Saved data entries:
BEGIN

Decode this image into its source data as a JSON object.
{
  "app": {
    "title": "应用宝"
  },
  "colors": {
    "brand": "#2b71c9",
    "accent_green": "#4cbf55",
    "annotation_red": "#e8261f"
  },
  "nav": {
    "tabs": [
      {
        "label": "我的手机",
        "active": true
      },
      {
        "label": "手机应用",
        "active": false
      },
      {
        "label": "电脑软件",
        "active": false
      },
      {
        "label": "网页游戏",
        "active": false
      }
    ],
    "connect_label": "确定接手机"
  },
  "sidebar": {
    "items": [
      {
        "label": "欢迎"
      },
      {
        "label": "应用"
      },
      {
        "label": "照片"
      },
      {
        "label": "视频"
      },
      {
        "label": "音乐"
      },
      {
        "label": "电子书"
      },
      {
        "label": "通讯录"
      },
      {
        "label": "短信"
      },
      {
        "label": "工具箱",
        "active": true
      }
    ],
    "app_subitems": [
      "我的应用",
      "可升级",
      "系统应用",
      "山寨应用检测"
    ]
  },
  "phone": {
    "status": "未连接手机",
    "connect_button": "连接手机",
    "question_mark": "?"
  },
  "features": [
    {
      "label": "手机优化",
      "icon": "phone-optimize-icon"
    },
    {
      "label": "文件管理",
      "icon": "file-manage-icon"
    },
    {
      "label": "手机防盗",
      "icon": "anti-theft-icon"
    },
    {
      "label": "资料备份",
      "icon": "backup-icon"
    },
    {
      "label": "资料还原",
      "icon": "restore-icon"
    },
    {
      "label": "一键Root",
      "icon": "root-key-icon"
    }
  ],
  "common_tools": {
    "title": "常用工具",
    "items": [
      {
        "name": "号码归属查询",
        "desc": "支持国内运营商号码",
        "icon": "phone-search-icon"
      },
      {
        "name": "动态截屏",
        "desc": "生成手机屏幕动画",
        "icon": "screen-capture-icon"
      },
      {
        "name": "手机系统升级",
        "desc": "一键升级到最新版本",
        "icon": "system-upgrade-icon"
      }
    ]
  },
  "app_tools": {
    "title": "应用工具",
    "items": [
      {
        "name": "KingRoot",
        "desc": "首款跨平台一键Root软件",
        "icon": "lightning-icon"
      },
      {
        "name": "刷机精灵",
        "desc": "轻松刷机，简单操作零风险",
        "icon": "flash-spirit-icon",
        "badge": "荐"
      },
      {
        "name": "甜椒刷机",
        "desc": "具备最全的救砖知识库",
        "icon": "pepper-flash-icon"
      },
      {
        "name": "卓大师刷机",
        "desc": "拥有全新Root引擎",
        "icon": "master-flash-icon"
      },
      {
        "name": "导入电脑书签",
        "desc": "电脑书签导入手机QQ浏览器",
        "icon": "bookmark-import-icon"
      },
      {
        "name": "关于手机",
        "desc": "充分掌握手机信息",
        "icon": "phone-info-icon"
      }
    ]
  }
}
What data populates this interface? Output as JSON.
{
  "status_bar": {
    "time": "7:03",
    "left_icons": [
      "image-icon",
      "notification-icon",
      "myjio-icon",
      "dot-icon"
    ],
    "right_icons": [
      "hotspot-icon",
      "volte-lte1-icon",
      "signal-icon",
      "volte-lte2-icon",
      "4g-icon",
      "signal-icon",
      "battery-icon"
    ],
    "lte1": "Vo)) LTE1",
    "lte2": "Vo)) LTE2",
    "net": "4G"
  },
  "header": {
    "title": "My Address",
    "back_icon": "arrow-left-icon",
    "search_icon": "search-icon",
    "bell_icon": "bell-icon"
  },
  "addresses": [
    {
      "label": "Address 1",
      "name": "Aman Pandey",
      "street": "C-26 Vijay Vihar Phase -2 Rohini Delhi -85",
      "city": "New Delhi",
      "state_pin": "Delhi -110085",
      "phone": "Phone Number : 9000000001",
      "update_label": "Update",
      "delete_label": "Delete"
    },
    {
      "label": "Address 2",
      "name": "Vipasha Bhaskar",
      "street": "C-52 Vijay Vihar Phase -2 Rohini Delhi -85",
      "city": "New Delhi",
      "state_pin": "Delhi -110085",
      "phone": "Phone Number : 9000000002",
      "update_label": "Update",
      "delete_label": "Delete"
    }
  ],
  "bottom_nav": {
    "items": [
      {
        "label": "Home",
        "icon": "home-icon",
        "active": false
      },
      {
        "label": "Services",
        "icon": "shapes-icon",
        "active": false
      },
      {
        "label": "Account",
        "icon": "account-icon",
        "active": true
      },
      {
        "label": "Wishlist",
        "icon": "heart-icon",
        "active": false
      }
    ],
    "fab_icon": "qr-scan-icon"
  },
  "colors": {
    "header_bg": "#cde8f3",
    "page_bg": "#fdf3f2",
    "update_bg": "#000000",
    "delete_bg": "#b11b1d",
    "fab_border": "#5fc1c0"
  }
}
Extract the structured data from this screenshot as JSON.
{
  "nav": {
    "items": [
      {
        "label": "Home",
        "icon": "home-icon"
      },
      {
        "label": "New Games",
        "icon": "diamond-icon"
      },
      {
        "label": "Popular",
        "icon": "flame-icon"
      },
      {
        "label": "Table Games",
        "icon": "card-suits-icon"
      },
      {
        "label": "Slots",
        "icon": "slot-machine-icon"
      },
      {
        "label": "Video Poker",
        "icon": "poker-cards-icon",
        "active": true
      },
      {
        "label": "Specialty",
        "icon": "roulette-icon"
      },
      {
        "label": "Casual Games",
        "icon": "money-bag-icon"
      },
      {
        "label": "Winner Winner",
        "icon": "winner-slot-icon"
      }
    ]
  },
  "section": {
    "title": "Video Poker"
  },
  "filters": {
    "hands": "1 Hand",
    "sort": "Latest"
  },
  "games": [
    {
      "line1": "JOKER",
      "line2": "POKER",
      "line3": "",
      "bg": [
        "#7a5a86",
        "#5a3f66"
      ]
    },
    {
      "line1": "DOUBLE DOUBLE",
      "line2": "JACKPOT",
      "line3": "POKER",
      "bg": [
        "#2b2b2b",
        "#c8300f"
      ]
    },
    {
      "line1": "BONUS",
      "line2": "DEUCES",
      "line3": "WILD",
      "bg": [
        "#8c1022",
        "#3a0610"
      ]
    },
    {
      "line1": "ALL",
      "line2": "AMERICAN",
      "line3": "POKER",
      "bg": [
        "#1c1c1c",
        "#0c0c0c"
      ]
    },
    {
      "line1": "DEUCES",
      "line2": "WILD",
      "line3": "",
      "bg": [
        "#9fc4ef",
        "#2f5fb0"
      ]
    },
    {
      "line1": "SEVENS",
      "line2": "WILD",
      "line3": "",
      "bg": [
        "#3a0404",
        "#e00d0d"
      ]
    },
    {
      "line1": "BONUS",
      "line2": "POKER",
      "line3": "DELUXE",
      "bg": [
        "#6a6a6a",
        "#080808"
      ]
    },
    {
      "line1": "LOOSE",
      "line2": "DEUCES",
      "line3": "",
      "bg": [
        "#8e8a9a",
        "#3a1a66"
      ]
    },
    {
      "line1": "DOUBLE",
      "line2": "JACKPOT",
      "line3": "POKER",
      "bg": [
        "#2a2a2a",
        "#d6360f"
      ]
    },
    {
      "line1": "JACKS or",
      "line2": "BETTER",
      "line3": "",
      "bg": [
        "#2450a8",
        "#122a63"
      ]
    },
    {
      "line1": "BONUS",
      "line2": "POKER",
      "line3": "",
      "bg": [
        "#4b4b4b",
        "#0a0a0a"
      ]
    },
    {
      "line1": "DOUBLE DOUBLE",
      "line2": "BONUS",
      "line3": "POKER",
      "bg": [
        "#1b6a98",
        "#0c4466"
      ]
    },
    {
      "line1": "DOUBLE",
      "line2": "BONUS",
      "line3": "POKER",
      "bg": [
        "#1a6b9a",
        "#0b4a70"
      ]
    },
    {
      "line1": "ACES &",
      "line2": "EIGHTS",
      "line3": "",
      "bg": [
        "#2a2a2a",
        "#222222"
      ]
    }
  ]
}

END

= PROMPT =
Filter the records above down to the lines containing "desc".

= SOLUTION BELOW =
        "desc": "支持国内运营商号码",
        "desc": "生成手机屏幕动画",
        "desc": "一键升级到最新版本",
        "desc": "首款跨平台一键Root软件",
        "desc": "轻松刷机，简单操作零风险",
        "desc": "具备最全的救砖知识库",
        "desc": "拥有全新Root引擎",
        "desc": "电脑书签导入手机QQ浏览器",
        "desc": "充分掌握手机信息",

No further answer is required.